THERE’S a lot more to the Mothers’ Union than making jam for garden fetes. This worldwide Anglican women’s organisation, formed 140 years ago in England, celebrates 130 years in Ireland with a tree-planting ceremony taking place at St Luke’s Home in Cork on November 11 to mark the anniversary.
The Mothers’ Union, which supports mainly women and family life, was established in England by Mary Sumner, “a shy vicar’s wife who realised women in her area needed some support,” according to Patsy Devoy, president of the Mothers’ Union in the diocese of Cork, Cloyne and Ross.
From humble beginnings, the Mothers’ Union now has a presence in 84 countries and boasts four million members. There are about 7,000 paid up members in Ireland with between 250 to 300 in the Cork area.
“There are about six to eight males in the Cork diocese’s Mothers’ Union. In the olden days, it was all married women but now, not all the mothers are married, and it’s not just made up of mothers,” said Patsy.
“We still believe in supporting family as everyone is part of a family. Our official tagline is ‘Christian concern for families worldwide’. But that doesn’t mean we only work with Christians.
“In March, I was at a conference and met the president of the Mothers’ Union in Myanmar. She was with a translator. The Mothers’ Union there supports the Muslim refugees in any way it can. Some put their lives at risk.
“Here, in Cork, Cloyne and Ross, we do different, less dramatic things. But across the world, there are branches of the Mothers’ Union in places such as Malawi, Burindi and Sudan where it runs literacy and development programmes. As a result, thousands of people, mainly women, are now literate and are running businesses and co-ops.
“Everything the Mothers’ Union does happens on the ground, responding to people’s needs. They are big issues like health education, feeding children and reconciliation in places of war. Except for about 130 paid workers, all the work is done by volunteers; very ordinary people like me.
“There’s a huge Mothers’ Union group that only started about ten years ago in Baghdad. It does incredible work across the war- torn city with Muslims and any other groups that need help.”
Patsy says the organisation has had some amazing aid.
“Our literacy programme, for example, got incredible finance from Comic Relief in Britain. Comic Relief doesn’t usually give money to faith-based organisations but they made an exception for the Mothers’ Union because the literacy programme has proved to be effective. Once people get to know what’s going on in the Mothers’ Union, they realise it’s very important.”
Seemingly small gestures of support are as valued as the kind of challenging work the Mothers’ Union does in war-ravaged countries. The Cork branch has been running a scheme called AFIA (Away From It All) for 12 years. It was initiated by Avril Jennings, “a fantastic woman” who is still running it in Cork.
Patsy explained: “We raise funds that allow us to gift holidays and short breaks to people and families under pressure. You wouldn’t believe how many people have never gone on a holiday. Or someone might be looking after a sick family member and can’t take a break.
“The Mothers’ Union will help organise health professionals to look after the sick person so that their carer can take a break.
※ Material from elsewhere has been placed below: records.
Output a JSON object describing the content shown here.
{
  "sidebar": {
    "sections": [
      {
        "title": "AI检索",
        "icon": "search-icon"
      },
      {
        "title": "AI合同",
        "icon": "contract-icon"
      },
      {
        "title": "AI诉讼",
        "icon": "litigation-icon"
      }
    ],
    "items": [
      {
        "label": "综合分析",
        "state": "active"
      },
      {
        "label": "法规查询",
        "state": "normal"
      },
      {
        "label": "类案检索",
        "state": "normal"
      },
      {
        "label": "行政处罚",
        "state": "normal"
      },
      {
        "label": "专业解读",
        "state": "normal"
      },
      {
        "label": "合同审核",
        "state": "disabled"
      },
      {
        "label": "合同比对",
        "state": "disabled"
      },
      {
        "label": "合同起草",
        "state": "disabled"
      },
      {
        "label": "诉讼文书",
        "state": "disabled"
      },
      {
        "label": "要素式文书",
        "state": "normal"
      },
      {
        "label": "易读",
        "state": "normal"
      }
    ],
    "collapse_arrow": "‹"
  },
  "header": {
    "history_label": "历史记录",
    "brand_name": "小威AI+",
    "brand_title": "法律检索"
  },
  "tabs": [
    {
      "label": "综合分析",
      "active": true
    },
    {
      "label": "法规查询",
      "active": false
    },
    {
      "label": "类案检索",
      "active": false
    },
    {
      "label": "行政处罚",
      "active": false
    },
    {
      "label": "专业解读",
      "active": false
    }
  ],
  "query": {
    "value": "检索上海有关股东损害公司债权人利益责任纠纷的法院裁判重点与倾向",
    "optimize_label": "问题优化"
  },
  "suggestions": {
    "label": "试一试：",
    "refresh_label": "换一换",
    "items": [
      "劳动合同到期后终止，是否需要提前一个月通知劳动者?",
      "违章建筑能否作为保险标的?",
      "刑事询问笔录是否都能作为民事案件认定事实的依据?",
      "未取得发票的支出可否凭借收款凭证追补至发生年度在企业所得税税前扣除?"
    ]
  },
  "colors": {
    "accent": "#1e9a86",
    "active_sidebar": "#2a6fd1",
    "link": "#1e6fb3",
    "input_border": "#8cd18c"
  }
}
It’s completely confidential and it’s open to everyone. I know of a youngish person who has been given months to live. He and his partner really wanted a holiday so that they’ll have happy memories.”
The Mothers’ Union was able to facilitate this.
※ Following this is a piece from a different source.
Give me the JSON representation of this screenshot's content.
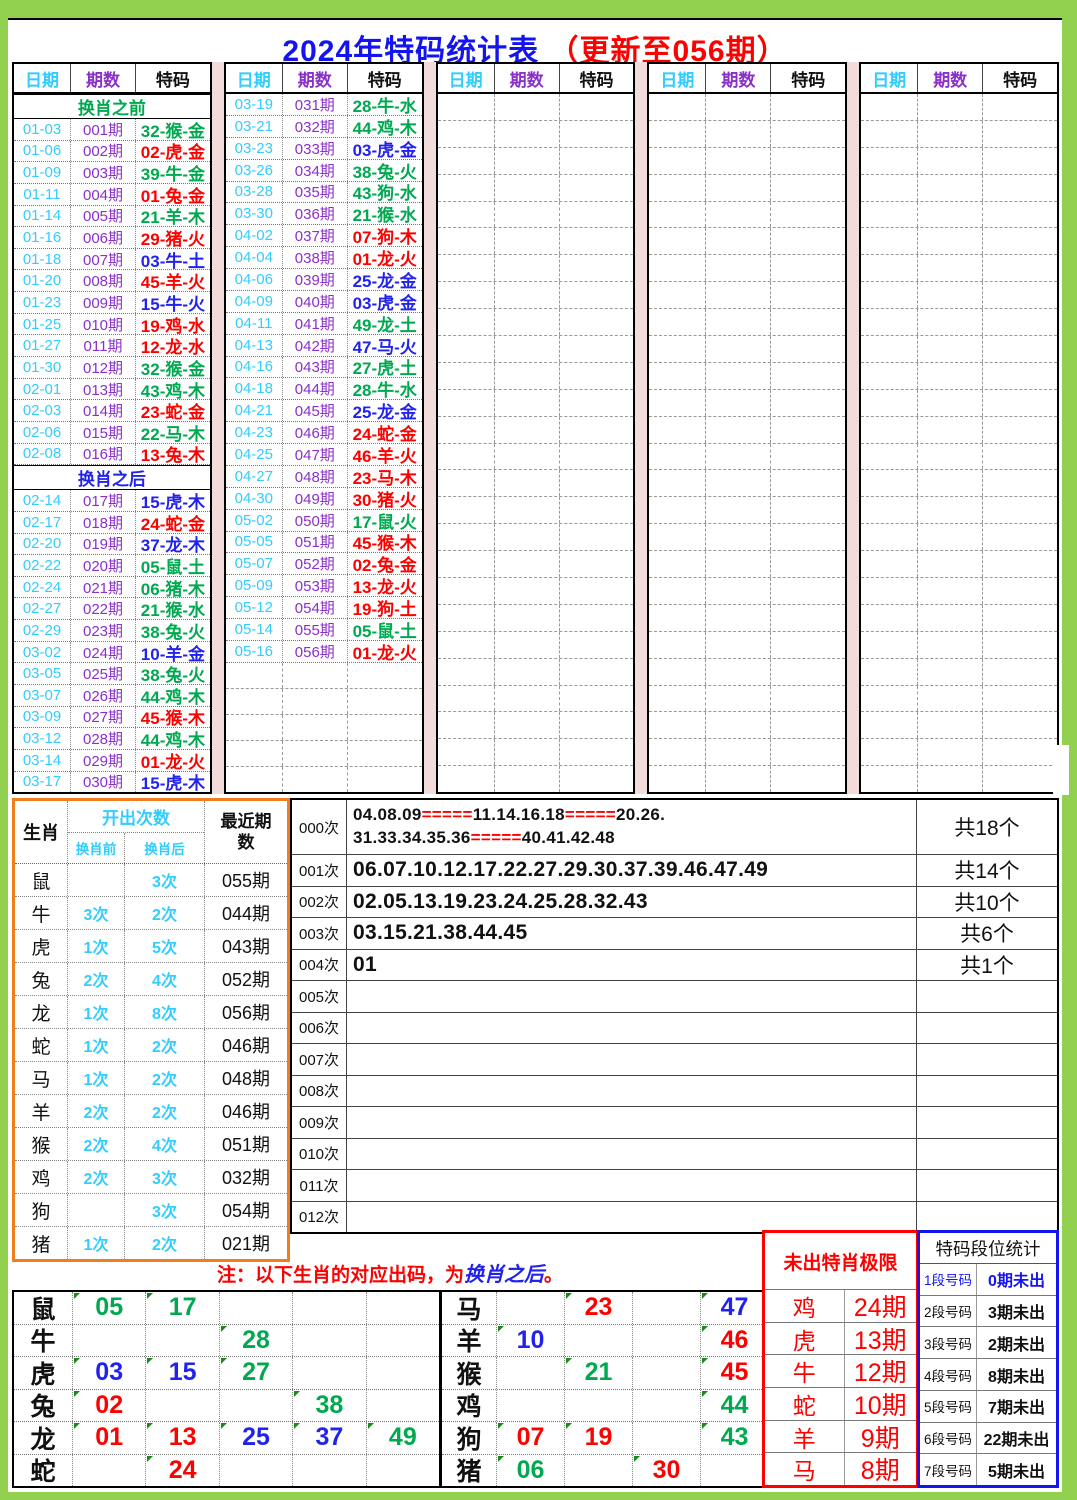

The organisation in Cork started knitting ‘comfort teddies’ which the Navy hands out to refugee children in the Mediterranean. The volunteers also make neo-natal packages, made up of blankets and bonnets for premature babies born at Cork University Maternity Hospital. “It’s to let parents realise that somebody out there cares,” said Patsy.
The Cork women (and a few men) also hand out copies of a cookery book, Curry in a Hurry, to students leaving home and starting college or work.
In this country, the Mothers’ Union is mostly made up of Church of Ireland members but it welcomes everyone and is a good social outlet.
At 61, Inniscara-based Patsy says she’s “on the reasonably young side of the Mothers’ Union which, like a lot of charities, has an older age base.”
Originally from the UK, she has been living for 40 years in Cork. She has three grown-up children and six grandchildren who she often looks after. She also works in the parish office in Carrigrohane. Her husband is retired from UCC.
“When I came here, I was a young woman from a farming background. A farming Mothers’ Union member befriended me. Mary Wood, who is dead now, was like my foster mother. She was my middle daughter’s godmother. Through all the years, Mary was my rock. She was a fantastic example of a member that looked after the families around her, welcoming people. I can do that for somebody else.”
Like other charities, Patsy says that membership numbers in the Mothers’ Union are dropping.
“It’s not that people aren’t interested but people are so committed in so many other directions.
“When I was a young mum, there was less to do and the Mothers’ Union was very helpful to me. Now, mothers are out working. But they still want to back the Mothers’ Union.”
Clearly it is an enduring organisation and a great support for families in strife-torn countries as well as offering a helping hand locally.
For more http://www.cork.mothersunion.ie/